WWF has a long and proud history. We've been a leading voice for nature for more than half a century, working in 100 countries on six continents with the help of over five million supporters. Passionate and dedicated people like you. WWF partners with governments, businesses, communities and individuals to address a range of pressing environmental issues. Our work is founded on science, our reach is international and our mission is exact – to create a world where people live and prosper in harmony with nature. As the seventh largest member of the WWF Network, WWF-Australia has a challenging brief. We're striving to conserve biodiversity in Australia and throughout the Oceania region. It's a big task and not one we can tackle alone. But together we can.
Building a sustainable future together
For a long time now WWF has realised that our planet’s, people, habitats, governments and global markets are directly, and often delicately, interconnected. The web of relationships is complex. If we are to conserve nature and reduce threats to life on Earth, then we're going to have to work together.
WWF's global network is a powerful force for change. Behind the scenes of our on-ground conservation projects are teams of scientists, policy and communications experts, lawyers and other specialists, all supported by. Our network also includes valuable partners – in business, government and non-government organisations, communities and, of course, our fabulous supporters. This formidable team is influencing decision-making and behaviour at the highest and most personal levels in the interests of conservation.
A global impact

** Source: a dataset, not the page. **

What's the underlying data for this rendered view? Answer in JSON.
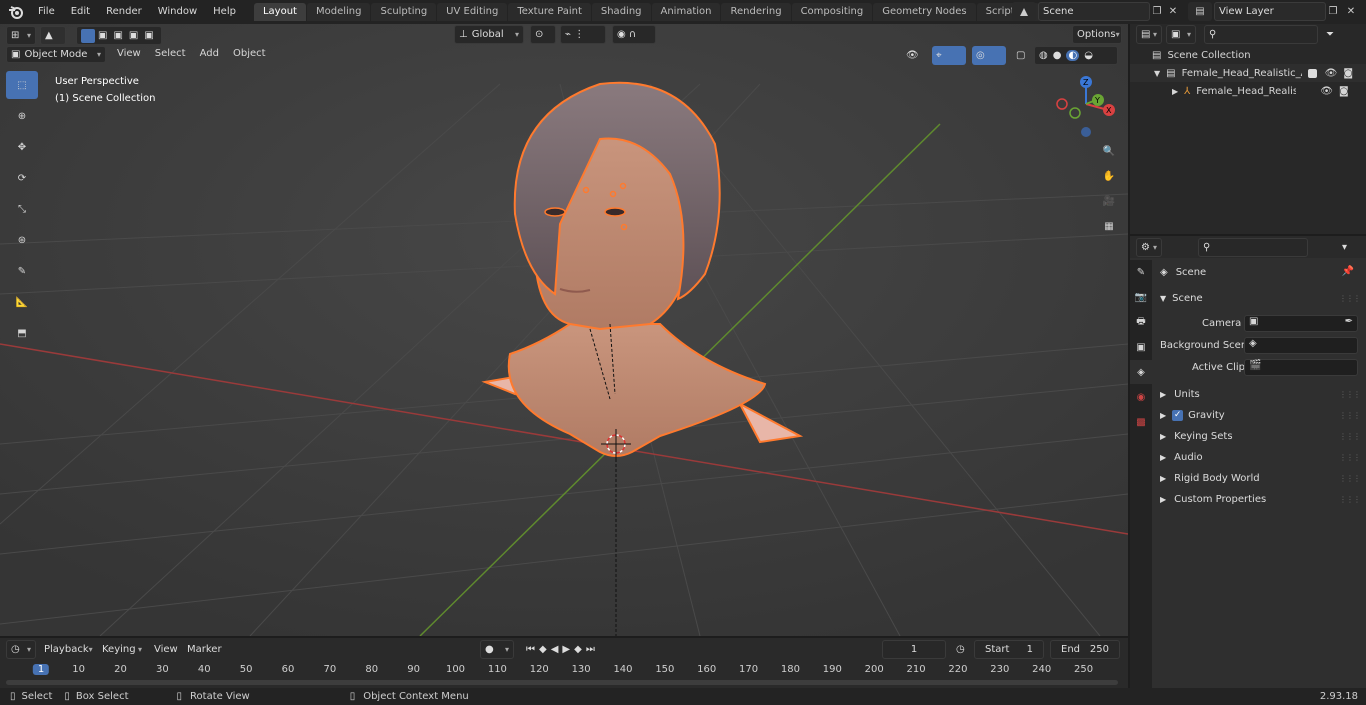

Our world is changing rapidly. Our planet and humanity are at a critical crossroads. Biodiversity loss is accelerating, ouris growing, the climate crisis is impacting on people and places like never before, and wealth inequality is rising.
The momentum for change is growing. WWF’s vision of a world where humans live and prosper with nature is increasingly one shared by people around the world. And while one person or group may be unable to take on the Earth's conservation challenges single handedly, together we can.